Dr. Michael Oberschneider is the founder and director of Ashburn Psychological and Psychiatric Services. Send questions to firstname.lastname@example.org.
By Michael Oberschneider
I was very upset to find an e-cigarette in my son’s room the other day. At first I didn’t even know what it was but then figured it out. My son is 17, he’s a good boy and this is very surprising and upsetting for us as parents. We have never had to talk to our son about this sort of thing, so my husband and I would certainly appreciate your advice on how to handle this.
- Concerned Parents
Last week, findings from a large-scale European study revealed that individuals between the ages of 15 years and 24 years were most likely to have tried e-cigarettes than any other age group. The study assessed the smoking attitudes and opinions of 26,566 individuals across the life span from 27 countries. These findings are consistent with the Centers for Disease Control and Prevention (CDC), where the CDC found that the use of e-cigarettes doubled for middle school and high school students between 2011-2012.
And Northern Virginia is not immune to this emerging problem. As a psychologist who works with a lot of kids and teens, a number of my older teen clients have either tried e-cigarettes or use e-cigarettes on a regular basis. A few of my teen clients have even shown me their e-cigarettes in sessions and one client recently went so far as to ask me if I minded if he used his vaporizer during our meeting. While these individuals in my practice have all been over 18, the presence of e-cigarettes in their day-to-day lives is concerning for several reasons.
First, none of the teens I’ve spoken with are using e-cigarettes to quit smoking. Rather, these teens already smoke cigarettes and are using e-cigarettes when they cannot use combustible tobacco or as an adjunct to smoking. Thus, for teens, e-cigarettes arguably serve to promote ongoing nicotine use. If that is the case, then e-cigarettes are not dissimilar to methadone for heroin users where methadone as a synthetic opioid is prescribed as a replacement to help heroin addicts quit heroin. The problem, however, is that many heroin users eventually become dually addicted to methadone and heroin. E-cigarettes then can arguably be seen as a “gateway drug” to combustible tobacco and other substances for our youth. The product is already being marketed in ways that would attract a younger crowd (e.g., celebrity use and endorsements and multiple fun flavors).
Safety is another concern regarding e-cigarettes. One can become addicted to nicotine via e-cigarette use and in turn suffer withdrawal side effects when trying to stop – anxiety, restlessness, depression, irritability, etc. Moreover, E-cigarettes have not been fully studied and are not yet regulated by the FDA. We presently do not know if the chemicals being inhaled have harmful short-term or long-term negative effects.
Before speaking to your son, both you and your husband need to agree on your expectations of him. If your position is “zero tolerance” for smoking, or if there is some flexibility, be in agreement as parents before the talk. Keep in mind that the legal age for smoking in the USA is 18-19 (depending on the state), and he is just around the corner from legally being able to use both e-cigarettes and combustible tobacco if he chooses. Because of this, I think your talk needs to focus more on education, safety and your concerns as parents than simply saying “no.”

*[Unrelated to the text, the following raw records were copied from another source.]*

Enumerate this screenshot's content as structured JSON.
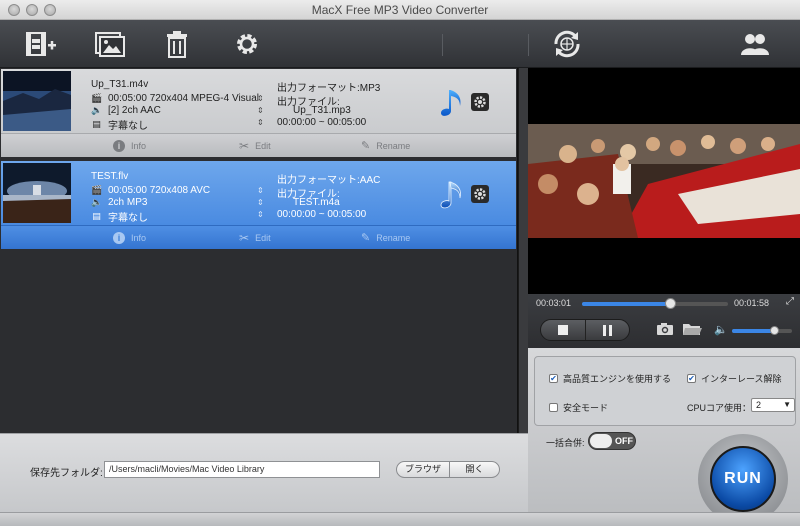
{
  "window": {
    "title": "MacX Free MP3 Video Converter"
  },
  "toolbar": {
    "add_video": "add-video-icon",
    "add_photo": "add-photo-icon",
    "delete": "trash-icon",
    "settings": "gear-icon",
    "update": "update-icon",
    "account": "users-icon"
  },
  "files": [
    {
      "name": "Up_T31.m4v",
      "video": "00:05:00 720x404 MPEG-4 Visual",
      "audio": "[2] 2ch AAC",
      "subtitle": "字幕なし",
      "output_format": "出力フォーマット:MP3",
      "output_file_label": "出力ファイル:",
      "output_file": "Up_T31.mp3",
      "range": "00:00:00 ~ 00:05:00",
      "actions": {
        "info": "Info",
        "edit": "Edit",
        "rename": "Rename"
      },
      "selected": false
    },
    {
      "name": "TEST.flv",
      "video": "00:05:00 720x408 AVC",
      "audio": "2ch MP3",
      "subtitle": "字幕なし",
      "output_format": "出力フォーマット:AAC",
      "output_file_label": "出力ファイル:",
      "output_file": "TEST.m4a",
      "range": "00:00:00 ~ 00:05:00",
      "actions": {
        "info": "Info",
        "edit": "Edit",
        "rename": "Rename"
      },
      "selected": true
    }
  ],
  "player": {
    "elapsed": "00:03:01",
    "remaining": "00:01:58",
    "progress": 0.6,
    "volume": 0.7
  },
  "options": {
    "hq_engine": {
      "label": "高品質エンジンを使用する",
      "checked": true
    },
    "deinterlace": {
      "label": "インターレース解除",
      "checked": true
    },
    "safe_mode": {
      "label": "安全モード",
      "checked": false
    },
    "cpu_label": "CPUコア使用：",
    "cpu_value": "2",
    "merge_label": "一括合併:",
    "merge_state": "OFF",
    "run_label": "RUN"
  },
  "output": {
    "folder_label": "保存先フォルダ:",
    "folder_path": "/Users/macli/Movies/Mac Video Library",
    "browse_label": "ブラウザ",
    "open_label": "開く"
  }
}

I propose your being over prepared for the talk. Bring literature to the discussion that details the harmful effects of nicotine use and go over your points with care and concern. If you handle the talk well, it is my hope that your son would open up about his e-cigarette use and perhaps other things that he might be doing (e.g., drinking or pot smoking). Moreover, a good talk should leave your son informed and feeling supported, putting him in a better position to quit.
If, during your discussion, you learn that your son is addicted to nicotine, you will need to come up with a game plan for him to quit. Again, you cannot make him quit without his consent, but if he agrees, you will absolutely want to help. Nicotine addiction is one of the most difficult addictions to overcome.
Lastly, sometimes going through the backdoor to a problem is more productive than going through the front door, so to speak. At 17, your son is likely smoking because he is around others who smoke and he may not be ready to stop right now just because you request him to. Perhaps then you could try to expose your son to more active and healthy activities this summer, and perhaps some of these activities could be away from his routine and every day peer group – a camp, volunteer work or Outward Bound. By exposing your son to new people and environments and healthy active options, he may come around to the correct idea that smoking (in any form) is bad and that he should stop.